In the past, I never took photos on my trips to far-away lands. Not in Japan, not in Ghana, not in Barbados, Trinidad, Jamaica, Argentina, anywhere in Europe, nowhere. Partly because I always felt that tourists spent way too much time figuring out how to get the best photos and not enough time looking at things. Partly probably because it used to be rather cumbersome to take photos. You had to buy film, for one. You had to buy the right kind of film. Then you had to develop the film, upon which you'd find that many of the photos were not really worth developing. You kept them, of course, but the whole tedious and expensive process had a strongly deterrent effect.
Not so anymore. Now you can snap one hundred photos and be happy with ten of them and not have wasted anything at all. Yes, digital photography has made everyone into a photographer. Well, perhaps only to the extent that the internet has turned everyone into a writer (ahem). You don't even need a camera, though I have one, because I have yet to join the i-phone craze. Perhaps another day, but for now I still have a "dumb phone" and take pictures on a smart camera, Nikon Coolpix, which honestly was one of the best investments I ever made. I had to bring it with me to New Zealand, because everything in this place is stunningly beautiful, and it's so far-flung that nearly no one is going to come here to visit me. Hard to believe, but it's not overhyped!
I was a bit daunted by the prospect of doing this, until some kind soul introduced me to Pixelresizer software. What a relief to be able to diminish file sizes by folders instead of one image at a time! So here I am organizing my ever-expanding collection of photographs on Flickr, and I found these entries in the Soap series:
So, yes, it can be truthfully said that I like soap!

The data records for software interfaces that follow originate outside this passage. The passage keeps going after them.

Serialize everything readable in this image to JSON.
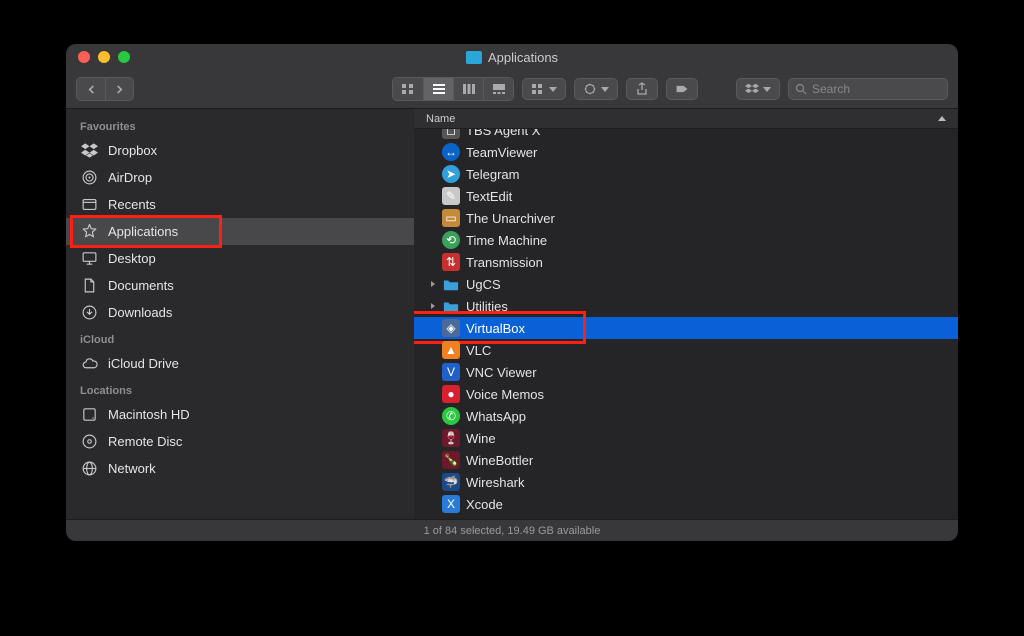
{
  "window": {
    "title": "Applications",
    "search_placeholder": "Search",
    "status": "1 of 84 selected, 19.49 GB available",
    "column_header": "Name"
  },
  "sidebar": {
    "sections": [
      {
        "title": "Favourites",
        "items": [
          {
            "icon": "dropbox",
            "label": "Dropbox"
          },
          {
            "icon": "airdrop",
            "label": "AirDrop"
          },
          {
            "icon": "recents",
            "label": "Recents"
          },
          {
            "icon": "applications",
            "label": "Applications",
            "selected": true,
            "highlight": true
          },
          {
            "icon": "desktop",
            "label": "Desktop"
          },
          {
            "icon": "documents",
            "label": "Documents"
          },
          {
            "icon": "downloads",
            "label": "Downloads"
          }
        ]
      },
      {
        "title": "iCloud",
        "items": [
          {
            "icon": "icloud",
            "label": "iCloud Drive"
          }
        ]
      },
      {
        "title": "Locations",
        "items": [
          {
            "icon": "hdd",
            "label": "Macintosh HD"
          },
          {
            "icon": "disc",
            "label": "Remote Disc"
          },
          {
            "icon": "network",
            "label": "Network"
          }
        ]
      }
    ]
  },
  "files": [
    {
      "name": "TBS Agent X",
      "icon": "generic",
      "clipped": true
    },
    {
      "name": "TeamViewer",
      "icon": "teamviewer"
    },
    {
      "name": "Telegram",
      "icon": "telegram"
    },
    {
      "name": "TextEdit",
      "icon": "textedit"
    },
    {
      "name": "The Unarchiver",
      "icon": "unarchiver"
    },
    {
      "name": "Time Machine",
      "icon": "timemachine"
    },
    {
      "name": "Transmission",
      "icon": "transmission"
    },
    {
      "name": "UgCS",
      "icon": "folder",
      "expandable": true
    },
    {
      "name": "Utilities",
      "icon": "folder",
      "expandable": true
    },
    {
      "name": "VirtualBox",
      "icon": "virtualbox",
      "selected": true,
      "highlight": true
    },
    {
      "name": "VLC",
      "icon": "vlc"
    },
    {
      "name": "VNC Viewer",
      "icon": "vnc"
    },
    {
      "name": "Voice Memos",
      "icon": "voicememos"
    },
    {
      "name": "WhatsApp",
      "icon": "whatsapp"
    },
    {
      "name": "Wine",
      "icon": "wine"
    },
    {
      "name": "WineBottler",
      "icon": "winebottler"
    },
    {
      "name": "Wireshark",
      "icon": "wireshark"
    },
    {
      "name": "Xcode",
      "icon": "xcode"
    }
  ]
}
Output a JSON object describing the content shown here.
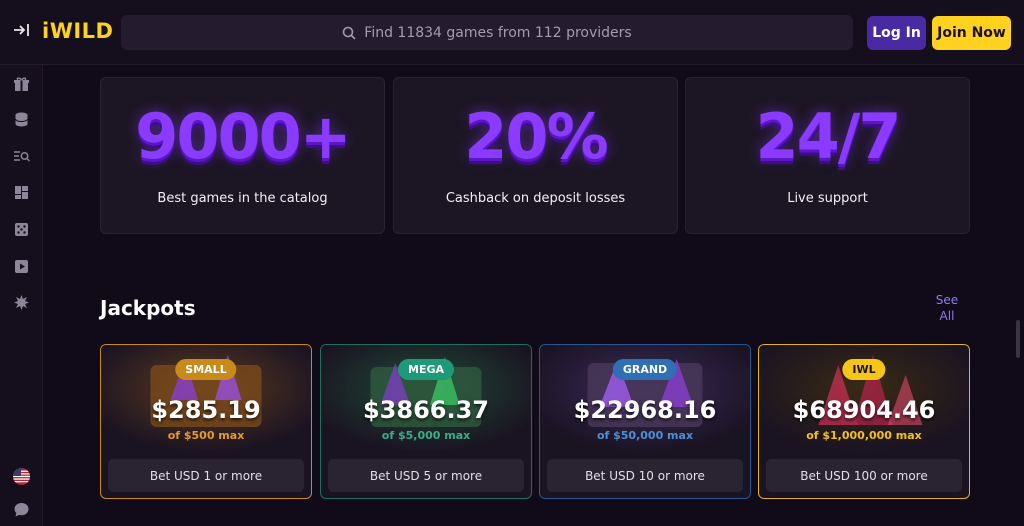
{
  "header": {
    "logo": "iWILD",
    "search_placeholder": "Find 11834 games from 112 providers",
    "login_label": "Log In",
    "join_label": "Join Now"
  },
  "sidebar": {
    "icons": [
      "gift-icon",
      "coins-icon",
      "search-list-icon",
      "dashboard-icon",
      "dice-icon",
      "play-icon",
      "burst-icon"
    ],
    "language_icon": "us-flag-icon",
    "chat_icon": "chat-icon"
  },
  "features": [
    {
      "value": "9000+",
      "caption": "Best games in the catalog"
    },
    {
      "value": "20%",
      "caption": "Cashback on deposit losses"
    },
    {
      "value": "24/7",
      "caption": "Live support"
    }
  ],
  "jackpots": {
    "title": "Jackpots",
    "see_all": "See All",
    "items": [
      {
        "badge": "SMALL",
        "amount": "$285.19",
        "max": "of $500 max",
        "button": "Bet USD 1 or more",
        "accent": "#c98a1c",
        "border": "#c98a1c",
        "max_color": "#e59a2a"
      },
      {
        "badge": "MEGA",
        "amount": "$3866.37",
        "max": "of $5,000 max",
        "button": "Bet USD 5 or more",
        "accent": "#1f9a78",
        "border": "#1e6f5c",
        "max_color": "#3cae86"
      },
      {
        "badge": "GRAND",
        "amount": "$22968.16",
        "max": "of $50,000 max",
        "button": "Bet USD 10 or more",
        "accent": "#2f6fb3",
        "border": "#2a5790",
        "max_color": "#4f8fd6"
      },
      {
        "badge": "IWL",
        "amount": "$68904.46",
        "max": "of $1,000,000 max",
        "button": "Bet USD 100 or more",
        "accent": "#f5c518",
        "border": "#e3b21c",
        "max_color": "#f3c21a"
      }
    ]
  }
}
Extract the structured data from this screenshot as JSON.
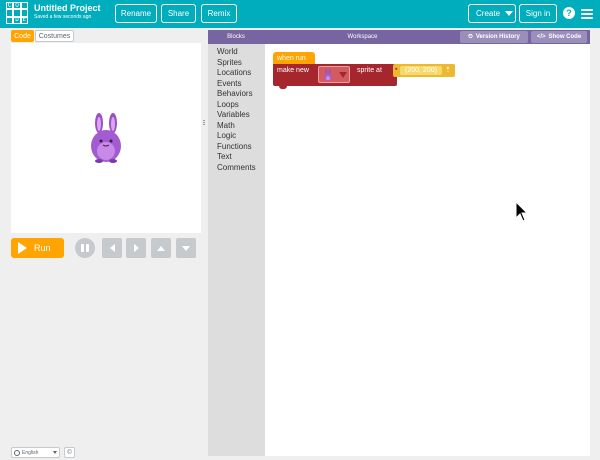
{
  "header": {
    "logo_letters": [
      "C",
      "O",
      "D",
      "E"
    ],
    "project_title": "Untitled Project",
    "saved_status": "Saved a few seconds ago",
    "rename_label": "Rename",
    "share_label": "Share",
    "remix_label": "Remix",
    "create_label": "Create",
    "signin_label": "Sign in",
    "help_label": "?",
    "accent_color": "#00adbc"
  },
  "left_panel": {
    "tabs": [
      {
        "label": "Code",
        "active": true
      },
      {
        "label": "Costumes",
        "active": false
      }
    ],
    "run_label": "Run",
    "run_color": "#ffa400"
  },
  "footer": {
    "language": "English",
    "copyright_symbol": "©"
  },
  "workspace": {
    "blocks_label": "Blocks",
    "title": "Workspace",
    "version_history_label": "Version History",
    "show_code_label": "Show Code",
    "header_color": "#7665a0",
    "toolbox_categories": [
      "World",
      "Sprites",
      "Locations",
      "Events",
      "Behaviors",
      "Loops",
      "Variables",
      "Math",
      "Logic",
      "Functions",
      "Text",
      "Comments"
    ],
    "block_when_run": "when run",
    "block_make_new": "make new",
    "block_sprite_at": "sprite at",
    "block_location": "(200, 200)"
  }
}
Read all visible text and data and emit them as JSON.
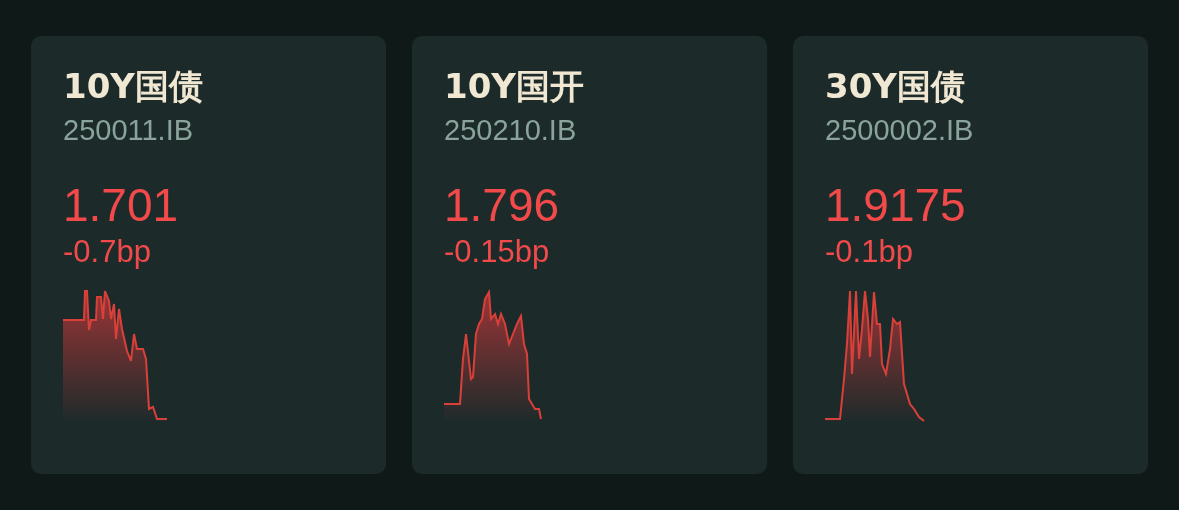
{
  "cards": [
    {
      "name": "10Y国债",
      "code": "250011.IB",
      "yield": "1.701",
      "change": "-0.7bp"
    },
    {
      "name": "10Y国开",
      "code": "250210.IB",
      "yield": "1.796",
      "change": "-0.15bp"
    },
    {
      "name": "30Y国债",
      "code": "2500002.IB",
      "yield": "1.9175",
      "change": "-0.1bp"
    }
  ]
}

Look carefully at the next image, and you'll see the bars I brought with me! Yeah, I know...
My only real defense is that I'll be here for eight months!